→ **SUPPLIED MATERIAL**:
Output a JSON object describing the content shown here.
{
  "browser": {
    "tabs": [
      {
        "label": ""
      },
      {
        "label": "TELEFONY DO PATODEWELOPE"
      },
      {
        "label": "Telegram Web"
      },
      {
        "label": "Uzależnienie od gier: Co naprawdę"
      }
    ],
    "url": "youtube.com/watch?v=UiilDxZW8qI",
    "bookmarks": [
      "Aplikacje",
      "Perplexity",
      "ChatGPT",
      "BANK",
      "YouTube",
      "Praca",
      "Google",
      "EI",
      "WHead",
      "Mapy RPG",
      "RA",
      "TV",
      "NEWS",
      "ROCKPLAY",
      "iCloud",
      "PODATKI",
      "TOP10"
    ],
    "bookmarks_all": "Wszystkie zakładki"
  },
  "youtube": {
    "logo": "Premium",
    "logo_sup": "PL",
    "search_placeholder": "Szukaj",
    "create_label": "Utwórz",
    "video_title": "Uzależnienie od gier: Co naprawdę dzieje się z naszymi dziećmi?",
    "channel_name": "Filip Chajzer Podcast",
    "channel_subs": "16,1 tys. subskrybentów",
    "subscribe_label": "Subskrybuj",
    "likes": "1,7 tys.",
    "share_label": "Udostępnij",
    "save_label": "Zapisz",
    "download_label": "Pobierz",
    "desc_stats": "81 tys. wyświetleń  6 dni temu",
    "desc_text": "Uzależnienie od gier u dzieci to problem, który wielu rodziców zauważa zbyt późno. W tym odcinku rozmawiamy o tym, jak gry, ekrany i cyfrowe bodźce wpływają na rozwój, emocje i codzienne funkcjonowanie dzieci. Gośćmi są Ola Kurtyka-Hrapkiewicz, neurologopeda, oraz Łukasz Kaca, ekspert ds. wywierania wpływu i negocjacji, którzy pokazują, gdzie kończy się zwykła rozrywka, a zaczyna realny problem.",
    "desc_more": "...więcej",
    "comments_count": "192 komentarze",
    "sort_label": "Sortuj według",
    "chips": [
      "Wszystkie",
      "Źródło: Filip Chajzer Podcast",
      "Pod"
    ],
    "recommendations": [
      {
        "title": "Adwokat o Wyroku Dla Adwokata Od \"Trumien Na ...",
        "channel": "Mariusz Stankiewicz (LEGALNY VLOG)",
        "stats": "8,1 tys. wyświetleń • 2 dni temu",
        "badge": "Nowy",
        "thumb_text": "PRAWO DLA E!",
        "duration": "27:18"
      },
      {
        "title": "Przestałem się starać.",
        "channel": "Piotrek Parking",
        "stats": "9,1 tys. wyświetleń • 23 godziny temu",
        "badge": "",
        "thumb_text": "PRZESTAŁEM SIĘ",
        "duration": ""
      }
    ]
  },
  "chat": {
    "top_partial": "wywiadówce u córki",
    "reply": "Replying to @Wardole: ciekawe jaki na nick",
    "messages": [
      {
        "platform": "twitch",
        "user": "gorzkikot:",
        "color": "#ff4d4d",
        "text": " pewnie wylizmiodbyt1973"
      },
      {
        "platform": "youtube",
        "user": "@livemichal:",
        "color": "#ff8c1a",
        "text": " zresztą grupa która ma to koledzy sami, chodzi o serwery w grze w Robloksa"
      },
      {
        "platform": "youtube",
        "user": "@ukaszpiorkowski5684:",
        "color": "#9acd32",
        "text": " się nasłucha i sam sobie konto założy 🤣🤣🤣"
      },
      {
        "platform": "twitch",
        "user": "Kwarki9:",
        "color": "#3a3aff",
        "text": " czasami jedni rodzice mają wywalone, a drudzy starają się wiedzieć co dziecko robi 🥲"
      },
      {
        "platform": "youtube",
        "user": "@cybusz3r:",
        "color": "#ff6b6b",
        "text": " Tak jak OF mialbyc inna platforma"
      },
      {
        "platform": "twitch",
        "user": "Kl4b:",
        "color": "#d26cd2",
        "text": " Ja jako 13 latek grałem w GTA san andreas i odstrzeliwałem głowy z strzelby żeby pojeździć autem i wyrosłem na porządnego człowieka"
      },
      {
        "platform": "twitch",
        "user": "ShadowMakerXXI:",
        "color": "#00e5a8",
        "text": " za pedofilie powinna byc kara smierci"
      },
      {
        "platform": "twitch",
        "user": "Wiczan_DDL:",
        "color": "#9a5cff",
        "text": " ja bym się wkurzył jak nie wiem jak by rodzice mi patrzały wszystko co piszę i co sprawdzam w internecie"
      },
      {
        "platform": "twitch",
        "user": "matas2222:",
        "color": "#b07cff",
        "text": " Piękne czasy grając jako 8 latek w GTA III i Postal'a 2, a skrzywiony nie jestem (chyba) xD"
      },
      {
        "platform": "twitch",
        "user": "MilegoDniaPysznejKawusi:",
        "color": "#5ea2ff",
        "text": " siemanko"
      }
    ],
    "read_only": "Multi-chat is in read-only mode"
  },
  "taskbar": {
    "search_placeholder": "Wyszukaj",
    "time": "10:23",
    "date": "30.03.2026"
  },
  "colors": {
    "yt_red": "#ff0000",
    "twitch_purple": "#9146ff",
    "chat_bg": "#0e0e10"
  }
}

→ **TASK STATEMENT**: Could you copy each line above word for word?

→ **WORKED SOLUTION**:
Output a JSON object describing the content shown here.
{
  "browser": {
    "tabs": [
      {
        "label": ""
      },
      {
        "label": "TELEFONY DO PATODEWELOPE"
      },
      {
        "label": "Telegram Web"
      },
      {
        "label": "Uzależnienie od gier: Co naprawdę"
      }
    ],
    "url": "youtube.com/watch?v=UiilDxZW8qI",
    "bookmarks": [
      "Aplikacje",
      "Perplexity",
      "ChatGPT",
      "BANK",
      "YouTube",
      "Praca",
      "Google",
      "EI",
      "WHead",
      "Mapy RPG",
      "RA",
      "TV",
      "NEWS",
      "ROCKPLAY",
      "iCloud",
      "PODATKI",
      "TOP10"
    ],
    "bookmarks_all": "Wszystkie zakładki"
  },
  "youtube": {
    "logo": "Premium",
    "logo_sup": "PL",
    "search_placeholder": "Szukaj",
    "create_label": "Utwórz",
    "video_title": "Uzależnienie od gier: Co naprawdę dzieje się z naszymi dziećmi?",
    "channel_name": "Filip Chajzer Podcast",
    "channel_subs": "16,1 tys. subskrybentów",
    "subscribe_label": "Subskrybuj",
    "likes": "1,7 tys.",
    "share_label": "Udostępnij",
    "save_label": "Zapisz",
    "download_label": "Pobierz",
    "desc_stats": "81 tys. wyświetleń  6 dni temu",
    "desc_text": "Uzależnienie od gier u dzieci to problem, który wielu rodziców zauważa zbyt późno. W tym odcinku rozmawiamy o tym, jak gry, ekrany i cyfrowe bodźce wpływają na rozwój, emocje i codzienne funkcjonowanie dzieci. Gośćmi są Ola Kurtyka-Hrapkiewicz, neurologopeda, oraz Łukasz Kaca, ekspert ds. wywierania wpływu i negocjacji, którzy pokazują, gdzie kończy się zwykła rozrywka, a zaczyna realny problem.",
    "desc_more": "...więcej",
    "comments_count": "192 komentarze",
    "sort_label": "Sortuj według",
    "chips": [
      "Wszystkie",
      "Źródło: Filip Chajzer Podcast",
      "Pod"
    ],
    "recommendations": [
      {
        "title": "Adwokat o Wyroku Dla Adwokata Od \"Trumien Na ...",
        "channel": "Mariusz Stankiewicz (LEGALNY VLOG)",
        "stats": "8,1 tys. wyświetleń • 2 dni temu",
        "badge": "Nowy",
        "thumb_text": "PRAWO DLA E!",
        "duration": "27:18"
      },
      {
        "title": "Przestałem się starać.",
        "channel": "Piotrek Parking",
        "stats": "9,1 tys. wyświetleń • 23 godziny temu",
        "badge": "",
        "thumb_text": "PRZESTAŁEM SIĘ",
        "duration": ""
      }
    ]
  },
  "chat": {
    "top_partial": "wywiadówce u córki",
    "reply": "Replying to @Wardole: ciekawe jaki na nick",
    "messages": [
      {
        "platform": "twitch",
        "user": "gorzkikot:",
        "color": "#ff4d4d",
        "text": " pewnie wylizmiodbyt1973"
      },
      {
        "platform": "youtube",
        "user": "@livemichal:",
        "color": "#ff8c1a",
        "text": " zresztą grupa która ma to koledzy sami, chodzi o serwery w grze w Robloksa"
      },
      {
        "platform": "youtube",
        "user": "@ukaszpiorkowski5684:",
        "color": "#9acd32",
        "text": " się nasłucha i sam sobie konto założy 🤣🤣🤣"
      },
      {
        "platform": "twitch",
        "user": "Kwarki9:",
        "color": "#3a3aff",
        "text": " czasami jedni rodzice mają wywalone, a drudzy starają się wiedzieć co dziecko robi 🥲"
      },
      {
        "platform": "youtube",
        "user": "@cybusz3r:",
        "color": "#ff6b6b",
        "text": " Tak jak OF mialbyc inna platforma"
      },
      {
        "platform": "twitch",
        "user": "Kl4b:",
        "color": "#d26cd2",
        "text": " Ja jako 13 latek grałem w GTA san andreas i odstrzeliwałem głowy z strzelby żeby pojeździć autem i wyrosłem na porządnego człowieka"
      },
      {
        "platform": "twitch",
        "user": "ShadowMakerXXI:",
        "color": "#00e5a8",
        "text": " za pedofilie powinna byc kara smierci"
      },
      {
        "platform": "twitch",
        "user": "Wiczan_DDL:",
        "color": "#9a5cff",
        "text": " ja bym się wkurzył jak nie wiem jak by rodzice mi patrzały wszystko co piszę i co sprawdzam w internecie"
      },
      {
        "platform": "twitch",
        "user": "matas2222:",
        "color": "#b07cff",
        "text": " Piękne czasy grając jako 8 latek w GTA III i Postal'a 2, a skrzywiony nie jestem (chyba) xD"
      },
      {
        "platform": "twitch",
        "user": "MilegoDniaPysznejKawusi:",
        "color": "#5ea2ff",
        "text": " siemanko"
      }
    ],
    "read_only": "Multi-chat is in read-only mode"
  },
  "taskbar": {
    "search_placeholder": "Wyszukaj",
    "time": "10:23",
    "date": "30.03.2026"
  },
  "colors": {
    "yt_red": "#ff0000",
    "twitch_purple": "#9146ff",
    "chat_bg": "#0e0e10"
  }
}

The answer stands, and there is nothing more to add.